Alaska May 29, 2018
What Every Small Town In Alaska Had In The 1930s. It Was A Simpler Time.
The 1930s brought Alaska out of the Gold Rush and into the future, and many residents that arrived in a hurry took time to settle in. The homesteads grew closer together and people built shops, restaurants and community gathering places. Soon, little Alaskan towns start to resemble the rest of the U.S., at least in a few small ways. Take a peek into the 1930s in Alaska and see what it was like in a simpler time.
During the summers when the mighty rivers were flowing, people traveled up and down the Yukon on riverboats. This easy mode of transportation would make stops at all the villages up and down, delivering letters, supplies, visitors and new residents to the villages along the banks.
2. Steam shovel
Gold mining was still in it's heyday, and construction of Alaska's roads and towns was in full swing. A steam shovel helped loosen cold and frozen ground so it could be mined for gold or relocated for a constructing a foundation.
3. Muddy Roads
Before the roads were paved, the early automobiles in Alaska headed up and down muddy, bumpy, rough roads. Although the major centers have highways and byways these days, not much has changed off the beaten path.
One of the first things constructed in any Alaskan town or village is the airstrip to get supplies in and out by plane. To this day, many remote areas are only accessible by plane and boat.
Any town on the water was usually reached by boat. Wharfs, docks and piers provided places for the boats to enter and exit the communities, and the quality of the access from the water often determined how successful a townsite became.
6. Organic Architecture
As people have found their place in the insane conditions Alaska has to offer, towns and communities adapted to the demands. These homes were built into a less windy spot and nestled into the cliffs for protection from the sea and storms.
7. Dance Hall
Winters are long and the people of Alaska have always filled the dark nights with dancing and music. Any community of a few people would create a common area where people could let off some steam by beating a drum and letting loose.
8. Log Cabins

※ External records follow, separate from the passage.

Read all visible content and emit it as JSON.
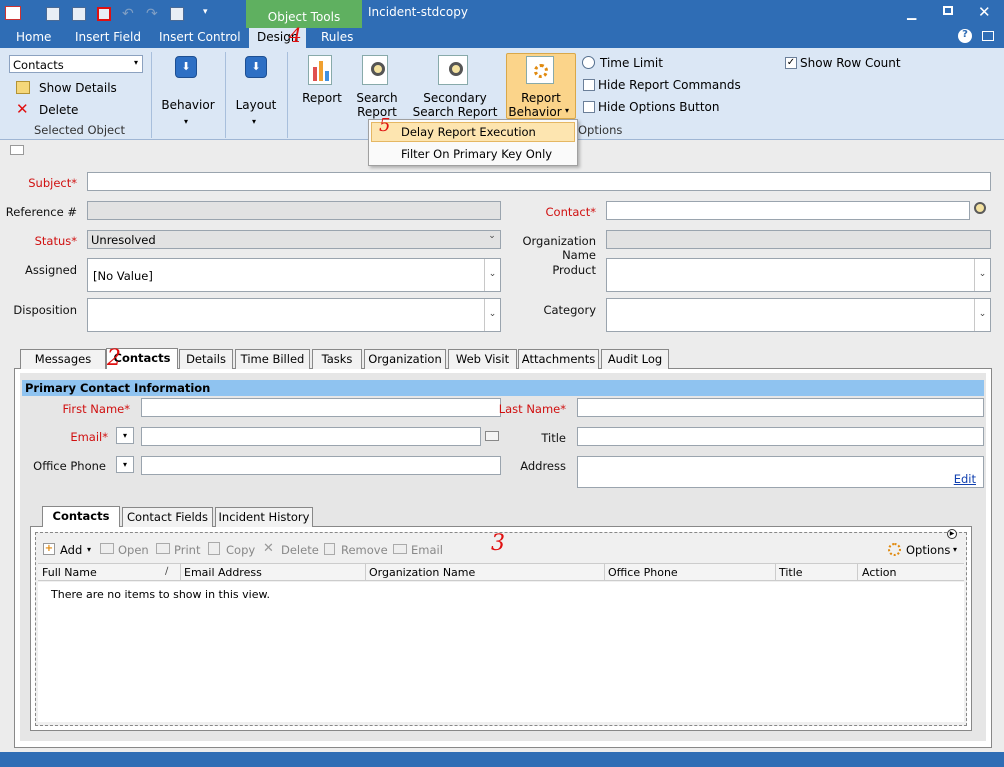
{
  "window": {
    "title": "Incident-stdcopy",
    "context_tab": "Object Tools"
  },
  "ribbon_tabs": [
    "Home",
    "Insert Field",
    "Insert Control",
    "Design",
    "Rules"
  ],
  "ribbon": {
    "object_select": "Contacts",
    "show_details": "Show Details",
    "delete": "Delete",
    "selected_object": "Selected Object",
    "behavior": "Behavior",
    "layout": "Layout",
    "report": "Report",
    "search_report_1": "Search",
    "search_report_2": "Report",
    "secondary_1": "Secondary",
    "secondary_2": "Search Report",
    "report_behavior_1": "Report",
    "report_behavior_2": "Behavior",
    "time_limit": "Time Limit",
    "hide_report_commands": "Hide Report Commands",
    "hide_options_button": "Hide Options Button",
    "show_row_count": "Show Row Count",
    "options_group": "Options"
  },
  "dropdown_menu": [
    "Delay Report Execution",
    "Filter On Primary Key Only"
  ],
  "form": {
    "subject": "Subject",
    "reference": "Reference #",
    "contact": "Contact",
    "status": "Status",
    "status_value": "Unresolved",
    "organization_name": "Organization Name",
    "assigned": "Assigned",
    "assigned_value": "[No Value]",
    "product": "Product",
    "disposition": "Disposition",
    "category": "Category"
  },
  "tabs": [
    "Messages",
    "Contacts",
    "Details",
    "Time Billed",
    "Tasks",
    "Organization",
    "Web Visit",
    "Attachments",
    "Audit Log"
  ],
  "contact_section": {
    "header": "Primary Contact Information",
    "first_name": "First Name",
    "last_name": "Last Name",
    "email": "Email",
    "title": "Title",
    "office_phone": "Office Phone",
    "address": "Address",
    "edit": "Edit"
  },
  "subtabs": [
    "Contacts",
    "Contact Fields",
    "Incident History"
  ],
  "toolbar": {
    "add": "Add",
    "open": "Open",
    "print": "Print",
    "copy": "Copy",
    "delete": "Delete",
    "remove": "Remove",
    "email": "Email",
    "options": "Options"
  },
  "table": {
    "columns": [
      "Full Name",
      "Email Address",
      "Organization Name",
      "Office Phone",
      "Title",
      "Action"
    ],
    "empty": "There are no items to show in this view."
  },
  "annotations": [
    "2",
    "3",
    "4",
    "5"
  ],
  "colors": {
    "title_blue": "#2f6db5",
    "required_red": "#d01010",
    "section_blue": "#8fc3f0"
  }
}
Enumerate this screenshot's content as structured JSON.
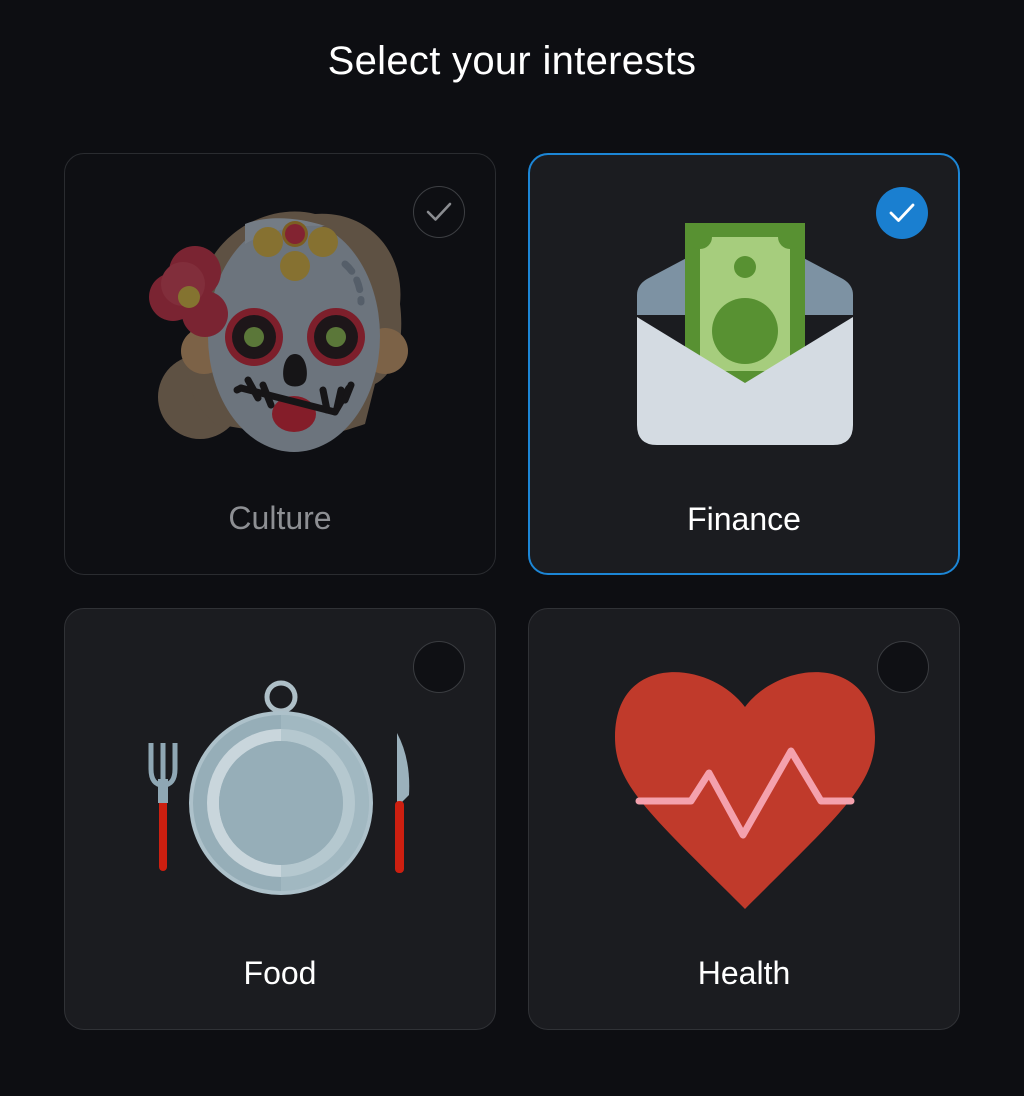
{
  "page": {
    "title": "Select your interests"
  },
  "cards": [
    {
      "label": "Culture",
      "state": "disabled",
      "icon": "sugar-skull-icon"
    },
    {
      "label": "Finance",
      "state": "selected",
      "icon": "money-envelope-icon"
    },
    {
      "label": "Food",
      "state": "unselected",
      "icon": "plate-cutlery-icon"
    },
    {
      "label": "Health",
      "state": "unselected",
      "icon": "heart-pulse-icon"
    }
  ],
  "colors": {
    "background": "#0d0e12",
    "card": "#1b1c20",
    "accent": "#1c86d6",
    "text": "#ffffff",
    "muted_text": "#8d8f93"
  }
}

The first step any prospector or homesteader made at the time is to get some land, clear a spot, and build a cabin. Most people lived in small, cozy log cabins made from local timber, sweat and tears.
9. Ice Fishing Spot
People still lived a largely subsistence lifestyle in the 1930s, and in Alaskan that means lots of fishing. Ice fishing was, and still is, popular as a pastime, but in the past fishing was a vital activity for survival.
Bridges were being constructed right and left to provide access for vehicles all over the great land, especially to get resources in and out of rural communities. The roads needed to transit the many rivers, streams and sloughs that criss-cross the frontier.
In this time of discovery, exploration and construction, precious and ancient items were being unearthed all over the place. Museums and universities for scientific research were starting so people knew where to send their finds.
Although Alaska has moved forward in many ways, the people who live in the rough and wild arctic always have, and probably always will, enjoy the wilderness. Although the 1930s was a simpler time, life is still challenging and exciting in the last frontier.
Do you remember anything about the Alaska of the past? Tell us about it in the comments below.